FAQ About The James Webb Space Telescope
With its extremely high spatial resolution in the infrared range, the James Webb Space Telescope can make details visible in the cosmos that we have never been able to observe before. This section of a star-forming region called NGC 3324 is located in the Carina Nebula. Here, new stars are created from gas and dust.
It is located around 1.5 million kilometers from Earth on its side facing away from the sun. James Webb is therefore always at the same distance from Earth - about four times further away than the moon - but does not orbit around the Earth, but with it around the Sun, always on our night side.
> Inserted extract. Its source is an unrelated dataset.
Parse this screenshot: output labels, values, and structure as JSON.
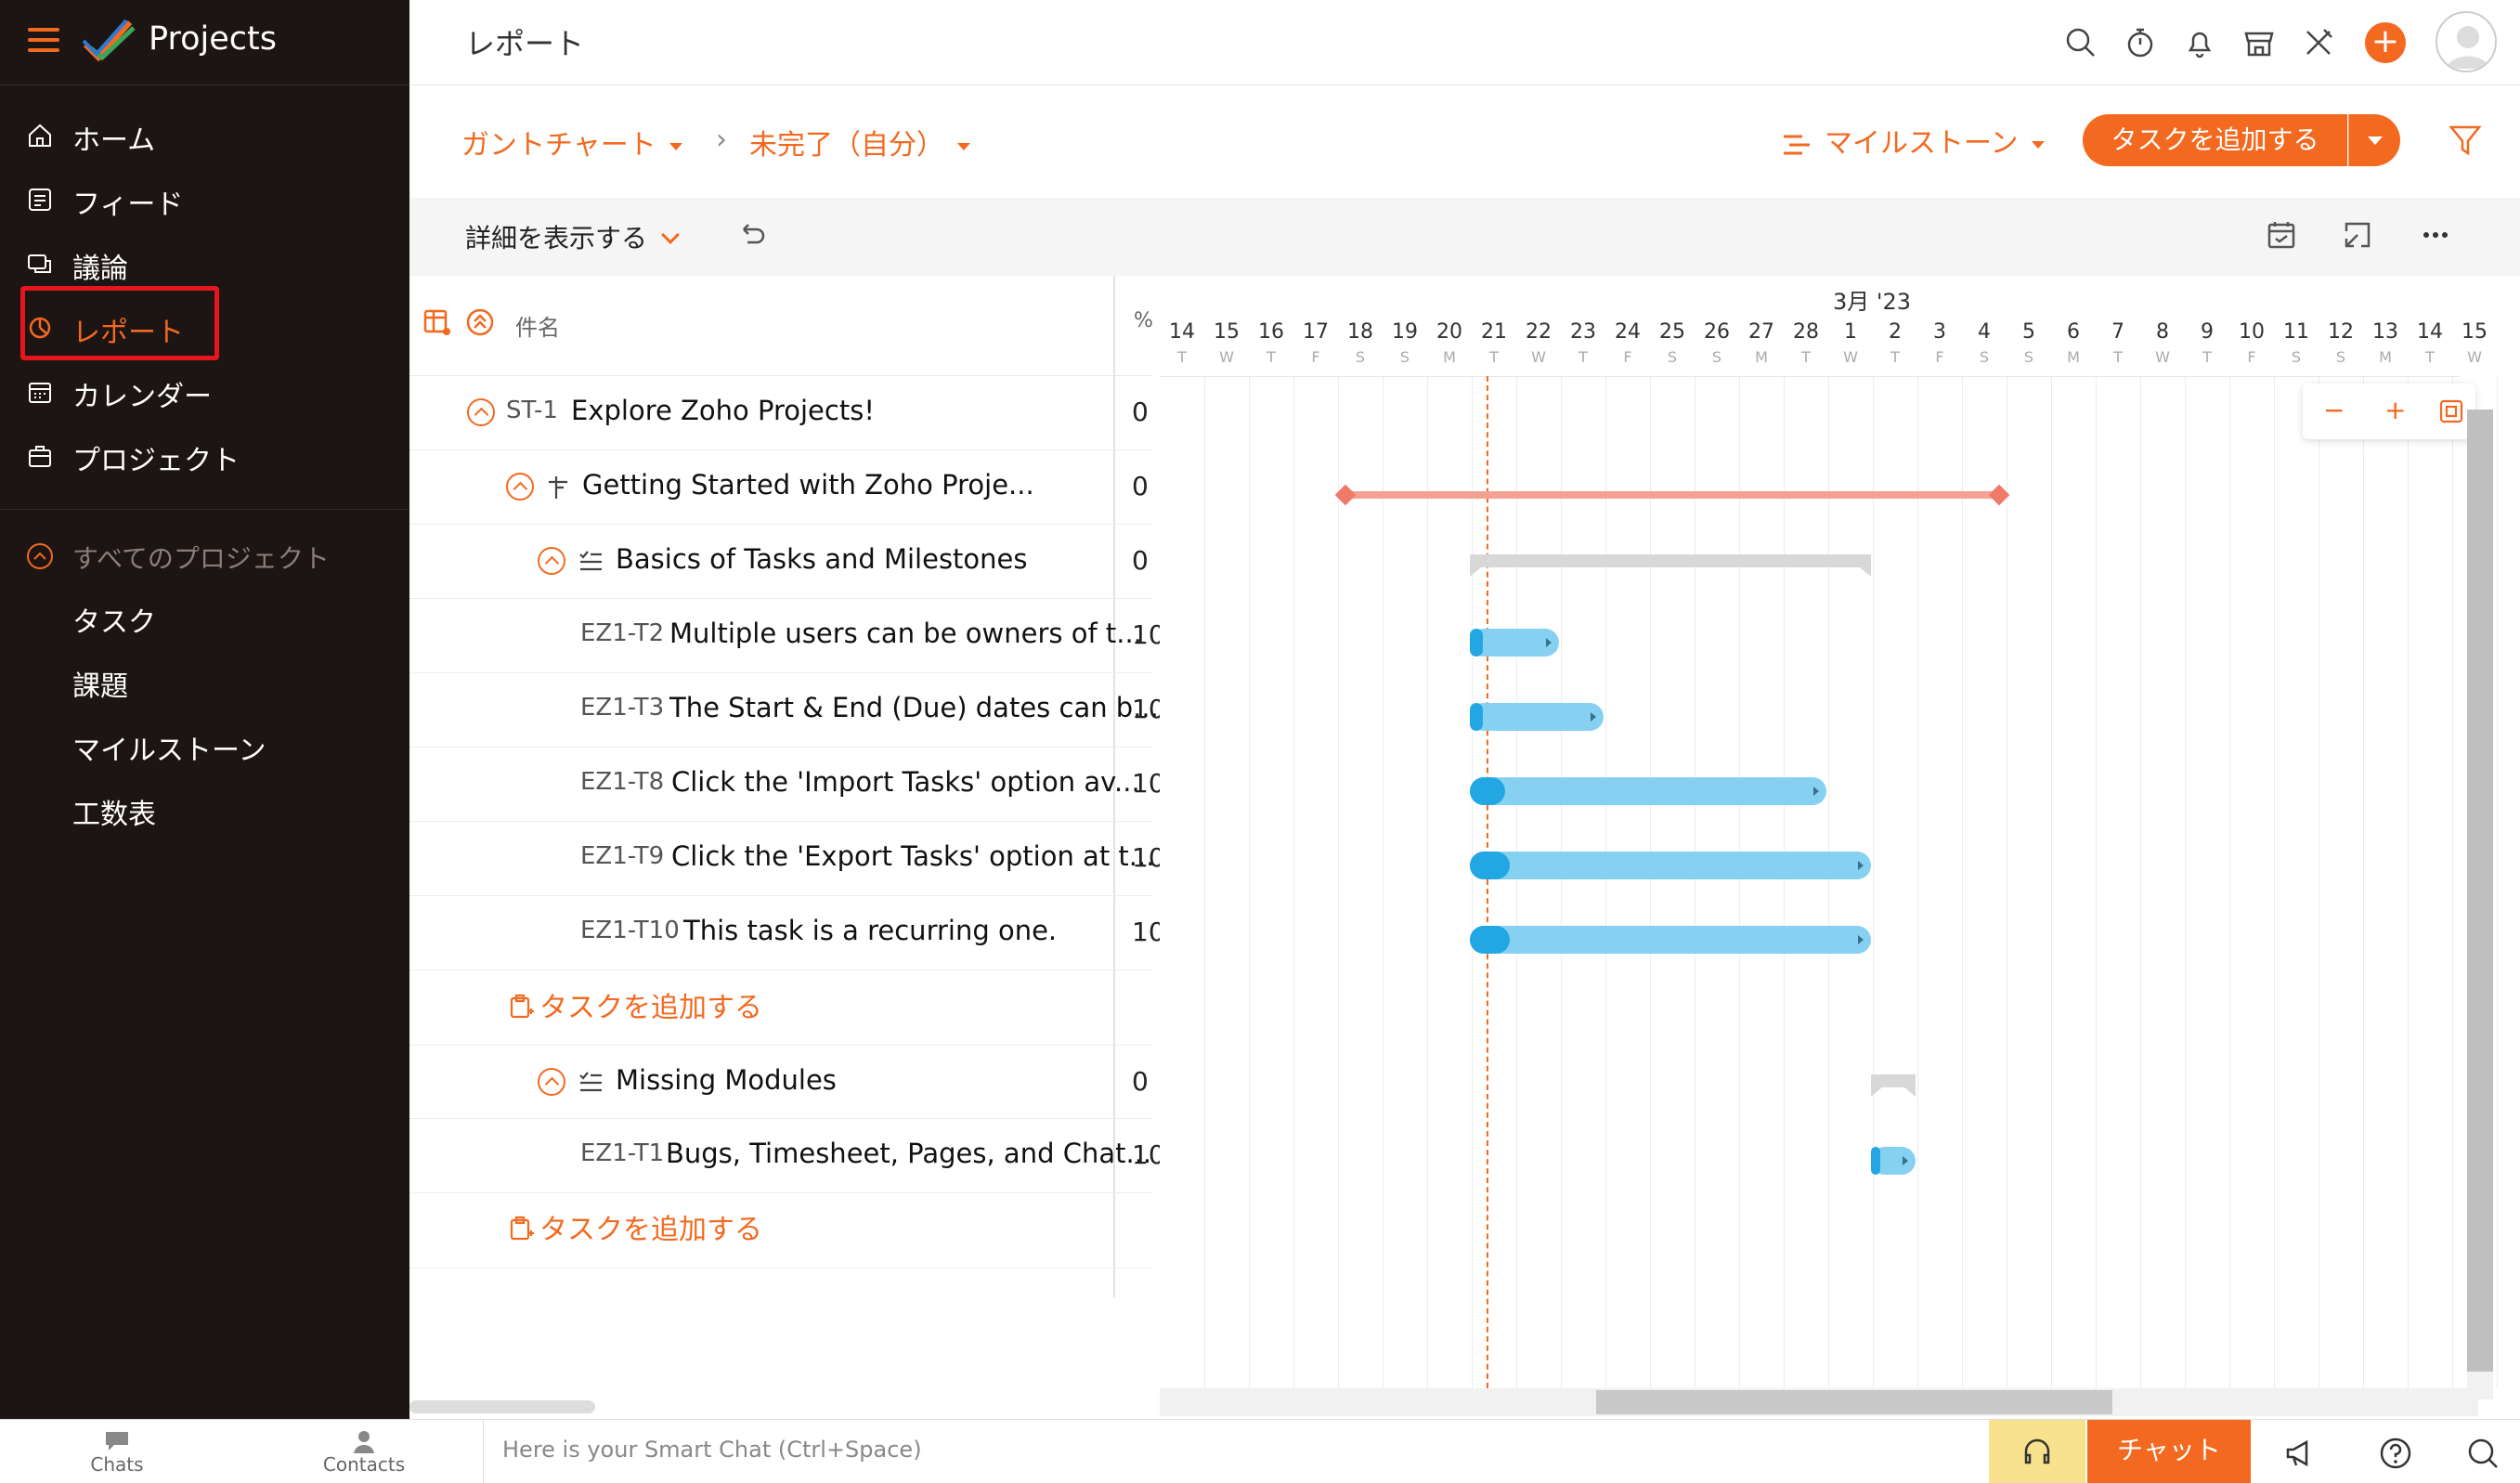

“James Webb” was launched into space aboard an Ariane launch vehicle from the European spaceport Kourou in French Guiana on December 25 - after previous cost explosions and ever new postponements. The space agencies of the USA, Canada and Europe are cooperating on the project.
The telescope was placed in orbit more than one and a half million kilometers from Earth, about four times as far away as the moon. Unlike “Hubble,” the “James Webb” telescope does not revolve around the earth, but around the sun.
A telescopic mirror with a diameter of eight meters collects about a million times more light than a human eye completely adapted to darkness with a wide open pupil. With such a telescope, our sun could still be seen from a distance of up to 60,000 light years.
The edge of our universe is currently defined at a distance of 13.819 billion light years. That's how far the best telescopes go. A light year is about 10 trillion kilometers. So people can look almost 140 quintillion kilometers into space.
The James Webb Space Telescope has roughly the same resolution in the infrared at two micrometers as the Hubble Space Telescope in the optical. The images themselves won't get much sharper and more brilliant, that's just going to be in a different wavelength range.
There is no outer edge of the universe — regardless of whether it is finite or infinitely large. However, there are fundamental limits to observability for every place in the universe: the cosmic horizons. They are the result of the finite vacuum speed of light.
The Omegon telescope N 76/900 EQ-2 is designed to enter the world of astronomy. In addition to Mars, the lunar craters, this telescope is also suitable for seeing the rings around Saturn. This model is equipped with very good color correction, which helps you recognize objects in the sky better.
When it comes to galaxies, it should definitely be a reflecting telescope with a 200mm aperture or more, because it is only from this aperture that galaxy observation becomes interesting in our opinion. Of course, such optics are also suitable for planets.
A cheap and good telescope costs between 150 and 300 euros. In the mid-price range, telescopes are available for 600 to 1,500 euros. However, you will not receive particularly high-quality reflecting telescopes for less than 1,500 to 3,000 euros.
This is another island of 200 billion suns, and so on and so on. As far as you can see in the universe, as far as light reaches us, we estimate that there are again about 100 billion of these star islands or galaxies.